Sadler has been collecting content for Such Brave Girls for a majority of her existence. The show loosely follows her own life, with Sadler taking on the role of Josie. Josie has a lengthy past of experiencing depression, suicidal ideation, and struggling with her mental health. Several years ago, Sadler was involuntarily hospitalized after two attempts at ending her life. When lockdown began, she confided in her sister, Lizzie Davidson, about her struggles. In turn, Davidson revealed that she was secretly in debt by £20,000. As they burst into laughter, Sadler had a realization that this could potentially be used as inspiration for her art.
The connection between sisters and their ability to find humor in difficult situations is a key element in the TV show Sadler developed. The show, which also includes Davidson as Josie’s sister Billie, marks her debut as a TV writer. Despite her background as a stand-up comedian and her work on The Mash Report and Joe Lycett’s Got Your Back, Sadler’s lack of experience does not greatly impact the quality of the show.
The initial few episodes fail to properly introduce the characters or their relationships, resulting in a slow pace due to infrequent comedic moments. However, by the third episode, the show effectively portrays the gloomy existence of Josie, who struggles with the scars of a difficult upbringing and being abandoned by their father a decade earlier, and the overconfident but equally insecure Billie. From then on, the remaining episodes are filled with a wickedly enjoyable energy.
It maintains the initial unsentimental and ruthless tone. The mother, Deb (played brilliantly by Louise Brealey as an unaffectionate and unstable parent) has a new partner, Dev (portrayed by Paul Bazely as both bumbling and unsettling), and uses private threats to control her daughters’ behavior in his presence. Their father left them in debt and Deb is desperate to find a financially stable replacement. “I’m going to call him Daddy,” declares Josie as the sisters come together to strategize. “But only in a sexual manner,” adds Billie.
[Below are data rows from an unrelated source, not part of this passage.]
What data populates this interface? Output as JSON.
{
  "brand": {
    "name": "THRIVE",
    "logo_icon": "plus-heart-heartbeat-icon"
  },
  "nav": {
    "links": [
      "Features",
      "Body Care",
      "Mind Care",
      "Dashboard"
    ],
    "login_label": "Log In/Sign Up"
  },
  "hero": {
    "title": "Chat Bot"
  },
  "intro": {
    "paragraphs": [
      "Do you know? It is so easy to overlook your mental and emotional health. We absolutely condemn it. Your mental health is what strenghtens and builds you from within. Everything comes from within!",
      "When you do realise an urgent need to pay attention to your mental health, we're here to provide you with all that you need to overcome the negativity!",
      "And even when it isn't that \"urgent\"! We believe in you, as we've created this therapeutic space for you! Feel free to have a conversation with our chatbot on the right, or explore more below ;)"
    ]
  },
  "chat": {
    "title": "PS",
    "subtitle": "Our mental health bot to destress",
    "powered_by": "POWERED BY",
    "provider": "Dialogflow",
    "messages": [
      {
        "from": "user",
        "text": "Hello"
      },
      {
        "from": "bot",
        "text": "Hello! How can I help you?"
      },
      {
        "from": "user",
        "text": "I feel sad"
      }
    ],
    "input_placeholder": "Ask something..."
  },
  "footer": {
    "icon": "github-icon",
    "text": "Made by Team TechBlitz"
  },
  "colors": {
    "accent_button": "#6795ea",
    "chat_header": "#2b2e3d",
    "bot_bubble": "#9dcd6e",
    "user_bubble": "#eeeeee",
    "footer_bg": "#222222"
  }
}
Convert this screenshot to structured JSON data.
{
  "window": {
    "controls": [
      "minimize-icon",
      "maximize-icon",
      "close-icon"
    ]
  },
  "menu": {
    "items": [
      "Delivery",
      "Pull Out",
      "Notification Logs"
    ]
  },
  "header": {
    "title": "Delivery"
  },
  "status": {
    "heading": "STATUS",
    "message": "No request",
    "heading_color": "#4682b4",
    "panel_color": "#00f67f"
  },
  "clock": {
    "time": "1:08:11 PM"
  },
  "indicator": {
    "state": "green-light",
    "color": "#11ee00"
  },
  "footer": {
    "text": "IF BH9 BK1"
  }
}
We explore Billie’s intense feelings for Nicky (played by Sam Buchanan), the destructive man she desires; Josie’s inner turmoil as she discovers her attraction to a woman (Jude Mack) while being obligated to give handjobs twice a week to her jealous boyfriend, Seb (Freddie Meredith); and Deb’s increasing burden of deceit as she tries to maintain her relationship with Dev, who is more interested in his iPad and relies on her financially.
In this world, there are many narcissists and people who have experienced trauma. Nothing in this world goes according to plan. Josie’s struggles with mental health only anger Deb, who refuses to allow any eating disorders in their home. Deb’s advice to Josie is to stop thinking, stop feeling, and stop letting her emotions control her. The story also includes elements of pregnancy, concerns over appearing too available to a romantic partner, abortion, drug use, partying, camping, religious awakening, the loss of loved ones, and the destruction of hope and ambition. Despite the intense and often negative subject matter, there are also moments of dark humor.
It is a special pleasure to witness a show written and led by women that fearlessly explores deep themes. One example of this is when their grandmother shared a heartfelt, yet potentially fabricated, account of being physically abused by her caretakers at night. This moment may seem small, but it captures the essence and success of the show.
These courageous young women are truly bold, unique, edgy, and fearless. However, they are also humorous – or rather, this is a consequence of their personalities. Hopefully, a second season, hinted at by the conclusion, will eventually succeed, just like the girls.
The show “Such Brave Girls” was broadcast on BBC Three and can now be watched on BBC iPlayer.